The Video Services Forum (VSF), the Society of Motion Picture and Television Engineers (SMPTE), and the European Broadcasting Union (EBU), today approved the publication of the Minimum Viable System Requirements report. This report details the minimum requirements for a live multi-camera studio production system, using packetized network technology.
The operational scenario addressed in the Minimum Viable System (MVS) report is the transport of live media within the broadcast plant to support a multi-camera, live studio production; specifically a live, multi-camera sports halftime show.Thomas Edwards of Fox Network Operations and Engineering said, “We chose the live sports scenario because we believe it will be one of the most challenging areas for professional Video over IP”.“If we get this right, we believe other scenarios will also be achievable.”
Among key requirements listed in the MVS is the requirement to carry video payload of any resolution up to the size of UHDTV2 (7680 x 4320), and a requirement to carry elementary essence types (e.g. video, audio, ancillary data) as separate flows.However, the MVS also recognizes the requirement to support SDI, stating that the solution should be capable of providing “transparent transport” of SDI payload bit streams over the network.
The report, which is freely available to the public, represents a concentrated effort on the part of manufacturers, users and service providers to move the industry closer to the day when IT technology is at the core of professional media facilities.Participants from all over the world met several times both in the United States and in Europe to discuss the requirements for the Minimum Viable System.

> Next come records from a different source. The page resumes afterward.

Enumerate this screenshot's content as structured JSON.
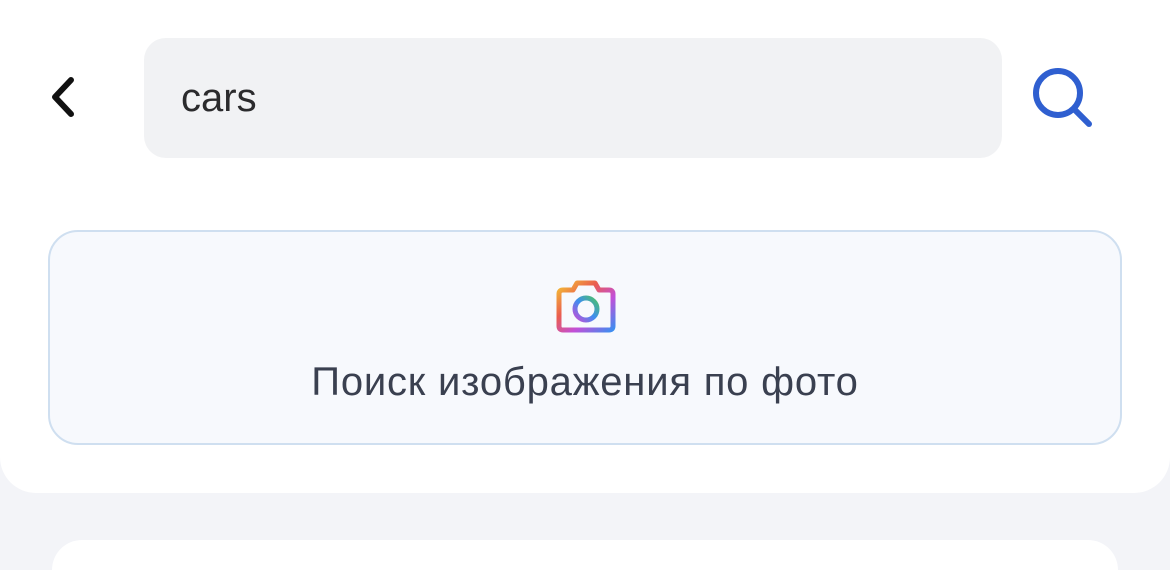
{
  "header": {
    "back_icon": "chevron-left-icon",
    "search": {
      "value": "cars",
      "placeholder": ""
    },
    "search_icon": "search-icon"
  },
  "photo_search": {
    "icon": "camera-icon",
    "label": "Поиск изображения по фото"
  },
  "colors": {
    "accent": "#2f5fd0",
    "background": "#f3f4f8",
    "card": "#ffffff",
    "input_bg": "#f1f2f4",
    "photo_border": "#cfdff0",
    "text": "#3a4050"
  }
}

Chuck Meyer, CTO of Grass Valley said, “The MVS report points the way to what will become a very important infrastructure shift for media facilities in the future”.
You might also like...
The criticality of service assurance in OTT services is evolving quickly as audiences grow and large broadcasters double-down on their streaming strategies.
We explore the basics of physical connectivity & signal management encountered in broadcast audio systems alongside the destination recording devices.
Having looked at the traditional approach to moving pictures and found that the portrayal of motion was irremediably poor, thoughts turn to how moving pictures might be portrayed properly.
Quantum Computing is still a developmental technology but it has the potential to completely transform more or less everything we currently assume regarding what computers can and can’t do - when it hits the mainstream what will it do…
At its core, the network-side can be an early warning system for QoS, which in turn correlates to actual QoE performance.